Advertisement

Norway's Scatec to build giant Africa solar plant

Share this article

Norway's Scatec to build giant Africa solar plant
Scatec's Dreunberg plant in South Africa.
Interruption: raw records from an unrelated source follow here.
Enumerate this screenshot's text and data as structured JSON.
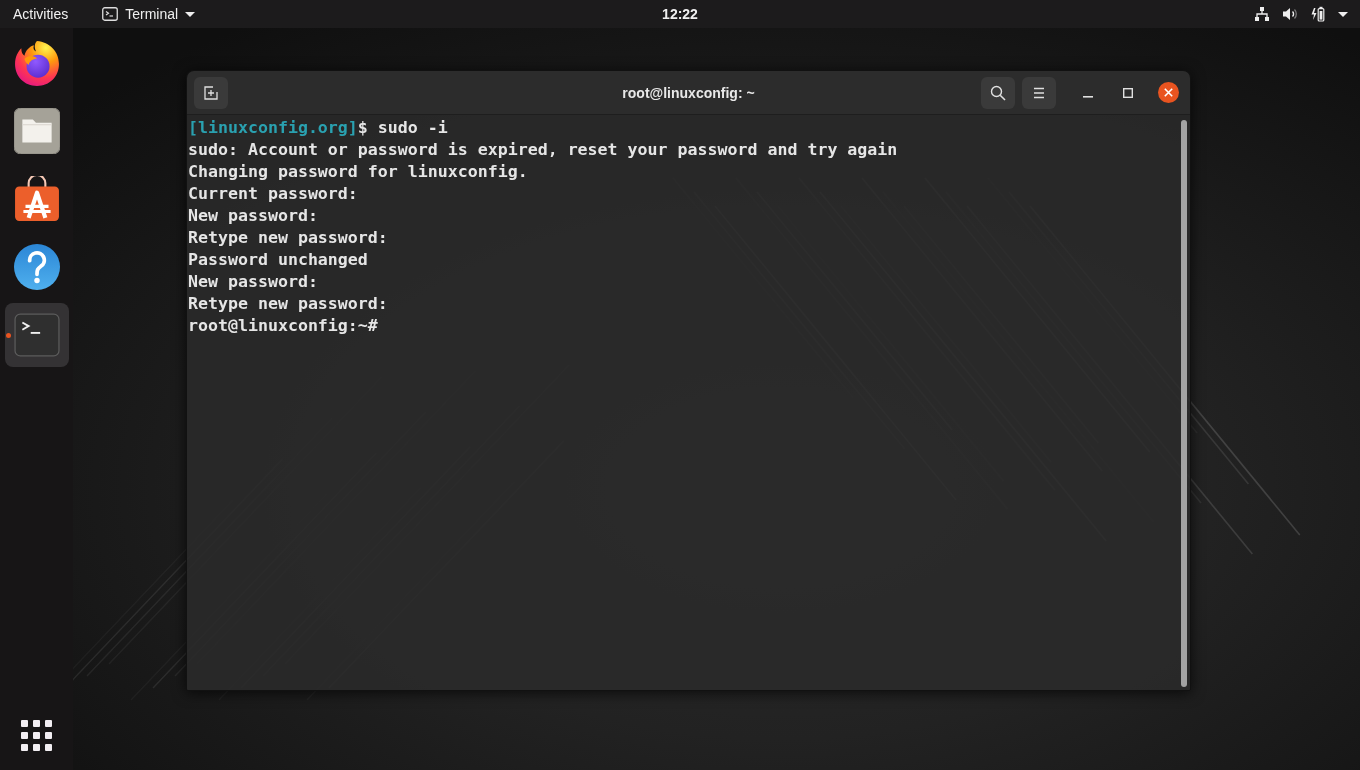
{
  "top_bar": {
    "activities": "Activities",
    "app_menu": {
      "label": "Terminal"
    },
    "clock": "12:22"
  },
  "dock": {
    "items": [
      {
        "kind": "firefox",
        "selected": false,
        "running": false
      },
      {
        "kind": "files",
        "selected": false,
        "running": false
      },
      {
        "kind": "software",
        "selected": false,
        "running": false
      },
      {
        "kind": "help",
        "selected": false,
        "running": false
      },
      {
        "kind": "terminal",
        "selected": true,
        "running": true
      }
    ]
  },
  "terminal_window": {
    "title": "root@linuxconfig: ~",
    "lines": [
      {
        "prompt": "[linuxconfig.org]",
        "text": "$ sudo -i"
      },
      {
        "text": "sudo: Account or password is expired, reset your password and try again"
      },
      {
        "text": "Changing password for linuxconfig."
      },
      {
        "text": "Current password:"
      },
      {
        "text": "New password:"
      },
      {
        "text": "Retype new password:"
      },
      {
        "text": "Password unchanged"
      },
      {
        "text": "New password:"
      },
      {
        "text": "Retype new password:"
      },
      {
        "text": "root@linuxconfig:~#"
      }
    ]
  }
}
Photo: Scatec
22:33 CEST+02:00
Norwegian renewable energy specialist Scatec Solar has struck a €52m deal to build West Africa's first industrial-scale solar power plant, the company announced in a statement on Friday.
The Oslo-based company said it planned to build the plant in the  city of Segou in the south west of Mali and run it for 25 years.
   
"This landmark agreement signals the government's commitment to meet the nation's growing energy demand and to provide clean, renewable and affordable energy to our people," energy minister Mamadou Frankaly Keita was quoted as saying.
   
The plant is expected to produce enough electricity each year to power 60,000 typical family homes, while cutting annual carbon dioxide emissions by about 46,000 tonnes.
   
Mali, a volatile, conflict-hit country of over 16 million people, has been plagued in recent years by chronic electricity outages.
   
The government reported last year that the country, which is almost two-thirds desert, had managed to supply just 45 percent of its electricity demand in 2013.
   
The administration in Bamako says Mali's EDM-SA energy company -- two-thirds owned by the state and a third owned by a subsidiary of the Aga Khan group -- is in crisis, failing to ensure an adequate supply despite state
subsidies worth 87.7 million euros in 2013.
   
"After several years of development efforts in the region, we can now move forward with the first utility-scale solar plant in west Africa," Scatec Solar CEO Raymond Carlsen said.
   
"The Malian authorities have demonstrated decisive will to tackle the nagging issue of power supply."
   
Scatec will own 50 percent of the Segou plant while the World Bank's International Finance Corporation will hold 32.5 percent, leaving the remaining equity to local partner Africa Power 1.
   
The project is to be funded by a combination of traditional bank borrowing, a loan from the World Bank's Investment Climate Fund and equity contributed by the partners.
Get notified about breaking news on The Local

Share this article

Advertisement

From our sponsors

The Swedish university where students tackle real-world problems

Ranked among the world’s best young universities in the QS Top 50 Under 50, Linköping University (LiU) uses innovative learning techniques that prepare its students to tackle the challenges of tomorrow.

Advertisement
Advertisement
Jobs
Click here to start your job search
Advertisement
Advertisement

Popular articles

Advertisement
Advertisement